G. Contribution to capacity building, transfer of environmentally sound technologies and know-how to other Parties, particularly developing country Parties, to enable them to implement the provisions of the Convention. In this process, the developed country Parties shall support the development and enhancement of endogenous capacities and technologies of developing country Parties

As noted under Sections C and D of this report, the project will contribute significantly to capacity building and in the transfer of environmentally sound technologies and know-how to the developing country Parties involved in the project.

H. Additional comments, if any, including any practical experience gained or technical difficulties, effects, impacts or other obstacles encountered

The Government of Indonesia has specified the target village (Kemiri) as a centrepiece for regional planning efforts. The policy is designed to create a commercial hub in and around Kemiri. This provides a strategic opportunity to demonstrate the environmental, economic, and social benefits of renewable energy technologies and careful project development.

Annex I

EXTRACT FROM:

FCCC/CP/1995/7/Add.1:

REPORT OF THE CONFERENCE OF THE PARTIES

ON ITS FIRST SESSION, HELD AT BERLIN FROM 28 MARCH TO 7 APRIL 1995

Addendum

PART TWO: ACTION TAKEN BY THE CONFERENCE OF THE PARTIES

AT ITS FIRST SESSION

Decision 5/CP.1

Activities implemented jointly under the pilot phase

The Conference of the Parties,

Recalling that, in accordance with Article 4.2(d) of the United Nations Framework Convention on Climate Change, the Conference is required to take decisions regarding criteria for joint implementation as indicated in Article 4.2(a),

Noting that the largest share of historical and current global emissions of greenhouse gases has originated in developed countries, that per capita emissions in developing countries are still relatively low and that the share of global emissions originating in developing countries will grow to meet their social and development needs,

Acknowledging that the global nature of climate change calls for the widest possible co-operation by all countries and their participation in an effective and appropriate international response, in accordance with their common but differentiated responsibilities and respective capabilities and their social and economic conditions,

Recognizing that,

(a) According to the provisions of the Convention, the commitments under

Article 4.2(a) to adopt national policies and to take corresponding measures on the mitigation of climate change apply only to Parties included in Annex I to the Convention (Annex I Parties), and that Parties not included in Annex I to the Convention (non-Annex I Parties) have no such commitments,

(b) Activities implemented jointly between Annex I Parties and non-Annex I Parties will not be seen as fulfilment of current commitments of Annex I Parties under Article 4.2(b) of the Convention; but they could contribute to the achievement of the objective of the Convention and to the fulfilment of commitments of Annex II Parties under Article 4.5 of the Convention,

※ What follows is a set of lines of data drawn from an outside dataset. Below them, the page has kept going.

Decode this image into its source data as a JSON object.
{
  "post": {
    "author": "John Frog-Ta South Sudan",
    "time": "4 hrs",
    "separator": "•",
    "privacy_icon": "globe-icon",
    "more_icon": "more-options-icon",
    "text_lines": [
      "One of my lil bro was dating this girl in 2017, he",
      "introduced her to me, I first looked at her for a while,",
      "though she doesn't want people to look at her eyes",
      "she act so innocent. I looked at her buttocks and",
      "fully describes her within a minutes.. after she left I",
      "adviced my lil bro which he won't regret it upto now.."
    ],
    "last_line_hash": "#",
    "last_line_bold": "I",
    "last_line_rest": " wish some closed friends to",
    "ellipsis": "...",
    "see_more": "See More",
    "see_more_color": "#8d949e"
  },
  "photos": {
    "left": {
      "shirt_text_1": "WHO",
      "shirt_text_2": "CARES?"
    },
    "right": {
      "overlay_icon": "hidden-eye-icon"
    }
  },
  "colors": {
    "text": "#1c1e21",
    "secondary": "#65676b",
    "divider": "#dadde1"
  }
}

(c) Activities implemented jointly under the Convention are supplemental, and should only be treated as a subsidiary means of achieving the objective of the Convention,

(d) Activities implemented jointly in no way modify the commitments of each Party under the Convention,

1. Decides:

(a) To establish a pilot phase for activities implemented jointly among Annex I Parties and, on a voluntary basis, with non-Annex I Parties that so request;

(b) That activities implemented jointly should be compatible with and supportive

of national environment and development priorities and strategies, contribute to

cost-effectiveness in achieving global benefits and could be conducted in a comprehensive manner covering all relevant sources, sinks